I want to begin this review with a disclaimer. I am not an armor guy. I am an airplane guy. But I just wanted to try out – at least once – building an armor kit.
This kit has about 440 plastic parts, about half of which are individual links for the tracks. It also has a small photo-etch fret and a turned metal barrel for the cannon. The surface detail is superb and there was no flash whatsoever in my example.
Assembly of the hull and rolling wheels is simple. I had all the body and wheels assembled in about 4 hours. Fit is good, with little need for filler in the body. The turret is molded in two halves, which leaves a large seam that needs treatment with filler. It is not difficult, just a bit surprising, given that the rest of the engineering of the kit is really good.
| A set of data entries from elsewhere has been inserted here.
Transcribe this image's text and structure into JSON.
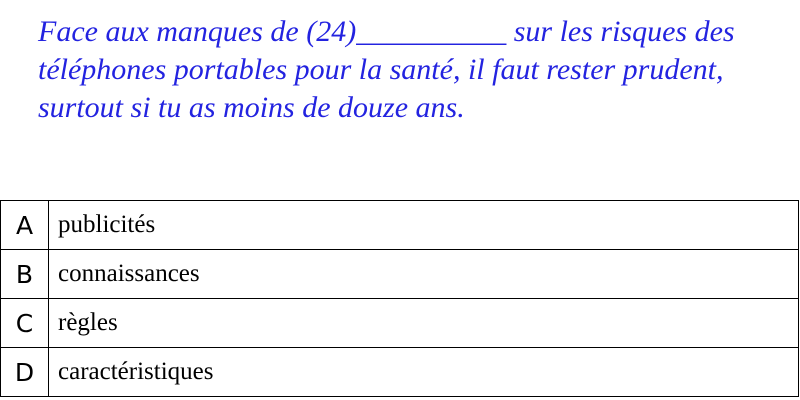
{
  "question": {
    "text": "Face aux manques de (24)__________ sur les risques des téléphones portables pour la santé, il faut rester prudent, surtout si tu as moins de douze ans."
  },
  "options": [
    {
      "letter": "A",
      "text": "publicités"
    },
    {
      "letter": "B",
      "text": "connaissances"
    },
    {
      "letter": "C",
      "text": "règles"
    },
    {
      "letter": "D",
      "text": "caractéristiques"
    }
  ],
  "colors": {
    "question_text": "#2323e0",
    "border": "#000000"
  }
}
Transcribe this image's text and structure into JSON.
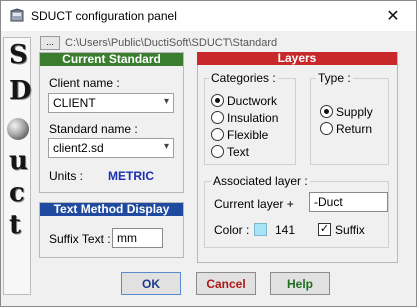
{
  "window": {
    "title": "SDUCT configuration panel",
    "close_glyph": "✕"
  },
  "side_strip": {
    "letters": [
      "S",
      "D",
      "u",
      "c",
      "t"
    ]
  },
  "path": {
    "browse_label": "...",
    "value": "C:\\Users\\Public\\DuctiSoft\\SDUCT\\Standard"
  },
  "current_standard": {
    "header": "Current Standard",
    "client_label": "Client name :",
    "client_value": "CLIENT",
    "standard_label": "Standard name :",
    "standard_value": "client2.sd",
    "units_label": "Units :",
    "units_value": "METRIC"
  },
  "text_method": {
    "header": "Text Method Display",
    "suffix_label": "Suffix Text :",
    "suffix_value": "mm"
  },
  "layers": {
    "header": "Layers",
    "categories_title": "Categories :",
    "categories": [
      {
        "label": "Ductwork",
        "selected": true
      },
      {
        "label": "Insulation",
        "selected": false
      },
      {
        "label": "Flexible",
        "selected": false
      },
      {
        "label": "Text",
        "selected": false
      }
    ],
    "type_title": "Type :",
    "types": [
      {
        "label": "Supply",
        "selected": true
      },
      {
        "label": "Return",
        "selected": false
      }
    ],
    "associated_title": "Associated layer :",
    "current_layer_label": "Current layer +",
    "current_layer_value": "-Duct",
    "color_label": "Color :",
    "color_value": "141",
    "color_hex": "#a8e4f8",
    "suffix_checkbox_label": "Suffix",
    "suffix_checked": true
  },
  "buttons": {
    "ok": "OK",
    "cancel": "Cancel",
    "help": "Help"
  },
  "colors": {
    "green_header": "#3a7d2e",
    "blue_header": "#1f4aa0",
    "red_header": "#c8282a",
    "metric_text": "#1a2fb0"
  }
}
The only parts with ejection pins marks are the lower sides of the fenders. I choose to fill them in, but once the model is completely assembled they would not have been visible. There is a very shallow sink line running the top length of the fenders. It is very faint, so I choose not to worry about it, as I was concern that filling and sanding the top length of the fenders might bring more work by having to re-scribe and restore surface detail. It was a good decision, as once painted and finished is not visible.
The kit has no interior, but every single hatch and access panel has been designed to be posed open. I would expect that shortly there will be several aftermarket detail sets for the fighting compartment, engine, and transmission.
Assembly of the tracks with individual links was a bit of a challenge, and certainly it was time consuming. It took me about 6 hrs to prepare all the links and assemble the tracks. I was able to get some sag on the tracks by pushing some rolls of paper between the tracks and the fenders at the locations where I wanted the tracks to sag, before the glue was completely set. Despite the long and somewhat boring process of preparing the tracks, I like the result. One more thing on the tracks: I’ve read online that the width of the tracks is not to scale. I did not worry about that, but other modelers might want to get aftermarket replacement tracks.
Another word regarding accuracy: Apparently the KV-1S had 5 fuel/oil tanks on top of the fenders, but the instructions only say to install 4. You are in luck, as the kit includes 6 tanks with the plastic parts. I choose to follow the instructions, but if your references show 5 oil/fuel tanks, you have all that you need in the box.
The decals went fine over a coat of Future, and weathering was kept to a minimum by just applying an overall dark brown wash to bring out detail. I also applied a few streaks with oil paints to break up the overall green finish.
As I said at the beginning, I am an airplane-guy. You might then wonder— did I have fun building an AFV? The answer is a rousing “yes”. Anyone would have a good time with this kit.
Highly recommended to everyone, except the most novice modeler.
I would like to thank Stevens International, Trumpeter, and IPMS/USA for the review kit.